Mathematical Challenge Six: Computational Duality. Duality in mathematics has been a profound tool for theoretical understanding. Can it be extended to develop principled computational techniques where duality and geometry are the basis for novel algorithms?
Mathematical Challenge Seven: Occam’s Razor in Many Dimensions. As data collection increases can we “do more with less” by finding lower bounds for sensing complexity in systems? This is related to questions about entropy maximization algorithms.
Mathematical Challenge Eight: Beyond Convex Optimization. Can linear algebra be replaced by algebraic geometry in a systematic way?
Mathematical Challenge Nine: What are the Physical Consequences of Perelman’s Proof of Thurston’s Geometrization Theorem? Can profound theoretical advances in understanding three dimensions be applied to construct and manipulate structures across scales to fabricate novel materials?
Mathematical Challenge Ten: Algorithmic Origami and Biology. Build a stronger mathematical theory for isometric and rigid embedding that can give insight into protein folding.
Mathematical Challenge Eleven: Optimal Nanostructures. Develop new mathematics for constructing optimal globally symmetric structures by following simple local rules via the process of nanoscale self-assembly.
Mathematical Challenge Twelve: The Mathematics of Quantum Computing, Algorithms, and Entanglement. In the last century we learned how quantum phenomena shape our world. In the coming century we need to develop the mathematics required to control the quantum world.
Mathematical Challenge Thirteen: What new scalable mathematics is needed to replace the traditional Partial Differential Equations (PDE) approach to differential games?
Mathematical Challenge Fourteen: An Information Theory for Virus Evolution. Can Shannon’s theory shed light on this fundamental area of biology?
Mathematical Challenge Fifteen: The Geometry of Genome Space. What notion of distance is needed to incorporate biological utility?
Mathematical Challenge Sixteen: What are the Symmetries and Action Principles for Biology?
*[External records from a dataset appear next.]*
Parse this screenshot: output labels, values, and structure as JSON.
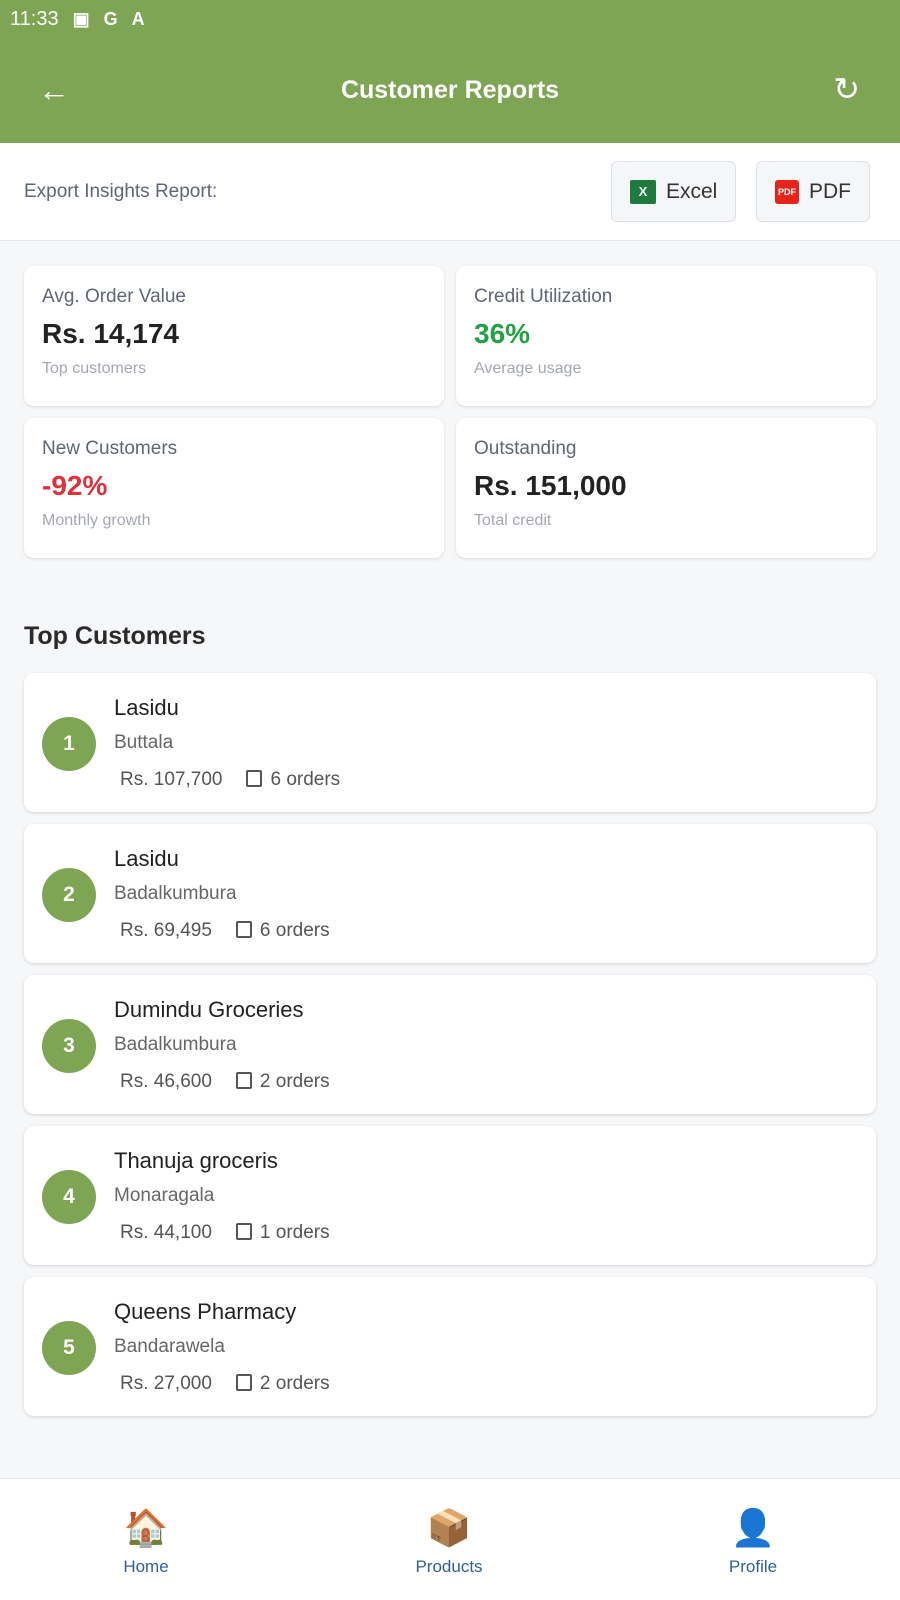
{
  "status_bar": {
    "time": "11:33",
    "icons": [
      "image-icon",
      "google-icon",
      "font-icon"
    ]
  },
  "header": {
    "title": "Customer Reports"
  },
  "export": {
    "label": "Export Insights Report:",
    "excel": "Excel",
    "pdf": "PDF",
    "excel_icon_text": "X",
    "pdf_icon_text": "PDF"
  },
  "stats": [
    {
      "label": "Avg. Order Value",
      "value": "Rs. 14,174",
      "sub": "Top customers",
      "color": "#222222"
    },
    {
      "label": "Credit Utilization",
      "value": "36%",
      "sub": "Average usage",
      "color": "#22a244"
    },
    {
      "label": "New Customers",
      "value": "-92%",
      "sub": "Monthly growth",
      "color": "#e0303e"
    },
    {
      "label": "Outstanding",
      "value": "Rs. 151,000",
      "sub": "Total credit",
      "color": "#222222"
    }
  ],
  "top_customers": {
    "title": "Top Customers",
    "items": [
      {
        "rank": "1",
        "name": "Lasidu",
        "location": "Buttala",
        "amount": "Rs. 107,700",
        "orders": "6 orders"
      },
      {
        "rank": "2",
        "name": "Lasidu",
        "location": "Badalkumbura",
        "amount": "Rs. 69,495",
        "orders": "6 orders"
      },
      {
        "rank": "3",
        "name": "Dumindu Groceries",
        "location": "Badalkumbura",
        "amount": "Rs. 46,600",
        "orders": "2 orders"
      },
      {
        "rank": "4",
        "name": "Thanuja groceris",
        "location": "Monaragala",
        "amount": "Rs. 44,100",
        "orders": "1 orders"
      },
      {
        "rank": "5",
        "name": "Queens Pharmacy",
        "location": "Bandarawela",
        "amount": "Rs. 27,000",
        "orders": "2 orders"
      }
    ]
  },
  "nav": [
    {
      "label": "Home",
      "icon": "🏠"
    },
    {
      "label": "Products",
      "icon": "📦"
    },
    {
      "label": "Profile",
      "icon": "👤"
    }
  ]
}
Extend our understanding of symmetries and action principles in biology along the lines of classical thermodynamics, to include important biological concepts such as robustness, modularity, evolvability and variability.
Mathematical Challenge Seventeen: Geometric Langlands and Quantum Physics. How does the Langlands program, which originated in number theory and representation theory, explain the fundamental symmetries of physics? And vice versa?
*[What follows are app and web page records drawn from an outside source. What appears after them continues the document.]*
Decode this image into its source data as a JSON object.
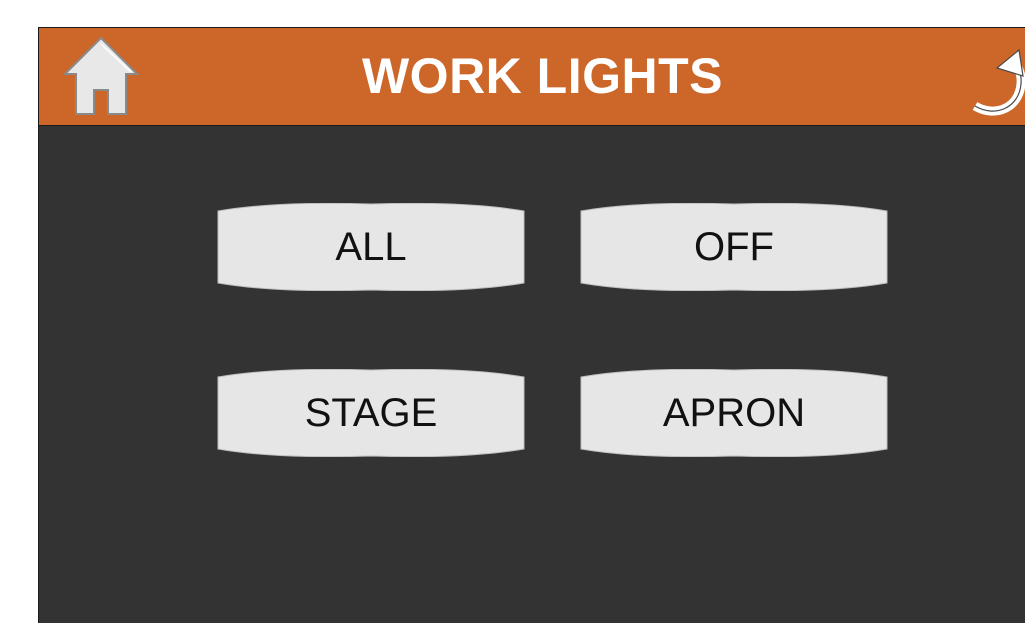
{
  "header": {
    "title": "WORK LIGHTS",
    "home_icon": "home-icon",
    "back_icon": "back-arrow-icon",
    "background_color": "#cc6729",
    "title_color": "#ffffff"
  },
  "buttons": [
    {
      "id": "all",
      "label": "ALL"
    },
    {
      "id": "off",
      "label": "OFF"
    },
    {
      "id": "stage",
      "label": "STAGE"
    },
    {
      "id": "apron",
      "label": "APRON"
    }
  ],
  "colors": {
    "panel_background": "#333333",
    "button_fill": "#e6e6e6",
    "button_text": "#111111"
  }
}
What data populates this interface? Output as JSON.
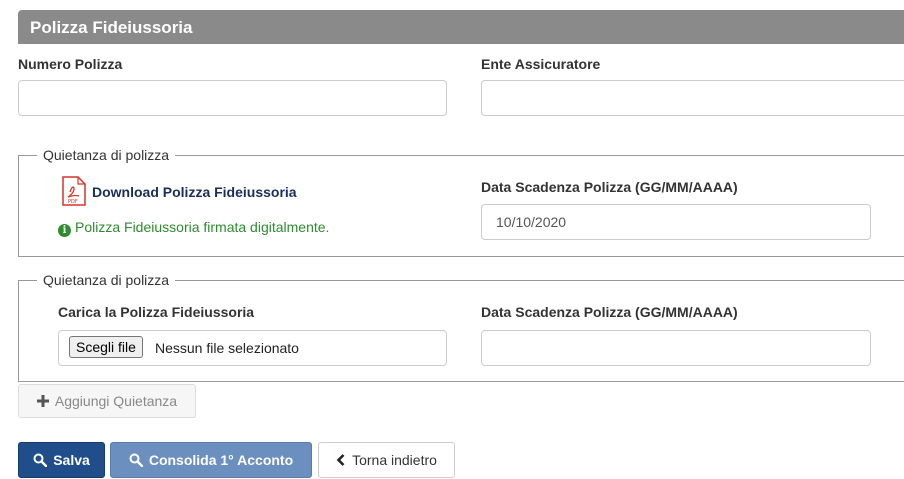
{
  "panel": {
    "title": "Polizza Fideiussoria"
  },
  "fields": {
    "numero_polizza": {
      "label": "Numero Polizza",
      "value": ""
    },
    "ente_assicuratore": {
      "label": "Ente Assicuratore",
      "value": ""
    }
  },
  "quietanze": [
    {
      "legend": "Quietanza di polizza",
      "download_label": "Download Polizza Fideiussoria",
      "signed_message": "Polizza Fideiussoria firmata digitalmente.",
      "scadenza_label": "Data Scadenza Polizza (GG/MM/AAAA)",
      "scadenza_value": "10/10/2020"
    },
    {
      "legend": "Quietanza di polizza",
      "upload_label": "Carica la Polizza Fideiussoria",
      "file_button": "Scegli file",
      "file_status": "Nessun file selezionato",
      "scadenza_label": "Data Scadenza Polizza (GG/MM/AAAA)",
      "scadenza_value": ""
    }
  ],
  "buttons": {
    "add": "Aggiungi Quietanza",
    "save": "Salva",
    "consolida": "Consolida 1° Acconto",
    "back": "Torna indietro"
  },
  "icons": {
    "pdf": "pdf-icon",
    "info": "info-icon",
    "plus": "plus-icon",
    "search": "search-icon",
    "back": "chevron-left-icon"
  },
  "colors": {
    "header_bg": "#8a8a8a",
    "primary": "#1f4e8a",
    "primary_disabled": "#6b8fbf",
    "success": "#2e8b2e",
    "link": "#1a2e5a"
  }
}
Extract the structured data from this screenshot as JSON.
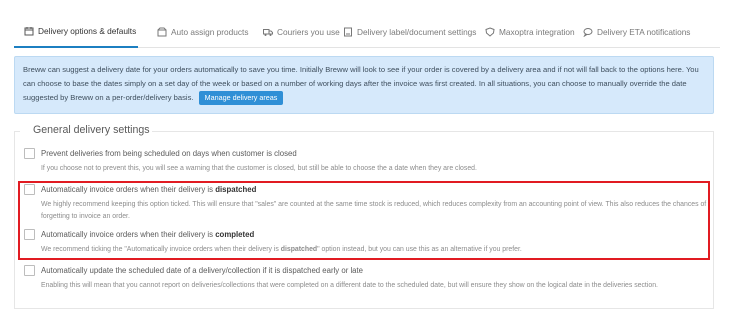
{
  "tabs": [
    {
      "label": "Delivery options & defaults",
      "icon": "calendar-icon",
      "active": true
    },
    {
      "label": "Auto assign products",
      "icon": "box-icon",
      "active": false
    },
    {
      "label": "Couriers you use",
      "icon": "truck-icon",
      "active": false
    },
    {
      "label": "Delivery label/document settings",
      "icon": "document-icon",
      "active": false
    },
    {
      "label": "Maxoptra integration",
      "icon": "shield-icon",
      "active": false
    },
    {
      "label": "Delivery ETA notifications",
      "icon": "chat-icon",
      "active": false
    }
  ],
  "info": {
    "text": "Breww can suggest a delivery date for your orders automatically to save you time. Initially Breww will look to see if your order is covered by a delivery area and if not will fall back to the options here. You can choose to base the dates simply on a set day of the week or based on a number of working days after the invoice was first created. In all situations, you can choose to manually override the date suggested by Breww on a per-order/delivery basis.",
    "button_label": "Manage delivery areas"
  },
  "section": {
    "legend": "General delivery settings",
    "options": [
      {
        "label": "Prevent deliveries from being scheduled on days when customer is closed",
        "help": "If you choose not to prevent this, you will see a warning that the customer is closed, but still be able to choose the a date when they are closed.",
        "checked": false
      },
      {
        "label_prefix": "Automatically invoice orders when their delivery is ",
        "label_bold": "dispatched",
        "help": "We highly recommend keeping this option ticked. This will ensure that \"sales\" are counted at the same time stock is reduced, which reduces complexity from an accounting point of view. This also reduces the chances of forgetting to invoice an order.",
        "checked": false
      },
      {
        "label_prefix": "Automatically invoice orders when their delivery is ",
        "label_bold": "completed",
        "help_prefix": "We recommend ticking the \"Automatically invoice orders when their delivery is ",
        "help_bold": "dispatched",
        "help_suffix": "\" option instead, but you can use this as an alternative if you prefer.",
        "checked": false
      },
      {
        "label": "Automatically update the scheduled date of a delivery/collection if it is dispatched early or late",
        "help": "Enabling this will mean that you cannot report on deliveries/collections that were completed on a different date to the scheduled date, but will ensure they show on the logical date in the deliveries section.",
        "checked": false
      }
    ]
  },
  "colors": {
    "accent": "#1c7fc1",
    "info_bg": "#d6e9fb",
    "button": "#2f8fd6",
    "highlight": "#e11b22"
  }
}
Mathematical Challenge Eighteen: Arithmetic Langlands, Topology, and Geometry. What is the role of homotopy theory in the classical, geometric, and quantum Langlands programs?
Mathematical Challenge Nineteen: Settle the Riemann Hypothesis. The Holy Grail of number theory.
Mathematical Challenge Twenty: Computation at Scale. How can we develop asymptotics for a world with massively many degrees of freedom?
Mathematical Challenge Twenty-one: Settle the Hodge Conjecture. This conjecture in algebraic geometry is a metaphor for transforming transcendental computations into algebraic ones.
Mathematical Challenge Twenty-two: Settle the Smooth Poincare Conjecture in Dimension 4. What are the implications for space-time and cosmology? And might the answer unlock the secret of “dark energy”?
Mathematical Challenge Twenty-three: What are the Fundamental Laws of Biology? This question will remain front and center for the next 100 years. DARPA places this challenge last as finding these laws will undoubtedly require the mathematics developed in answering several of the questions listed above.
Obvious comments are obvious:
1. This is DARPA's wish list; it doesn't mean any of this is going to get done just because they asked for it.
2. DARPA has often wished for things and later made them true (e.g., the Internet), and most of the things in this list would change the world.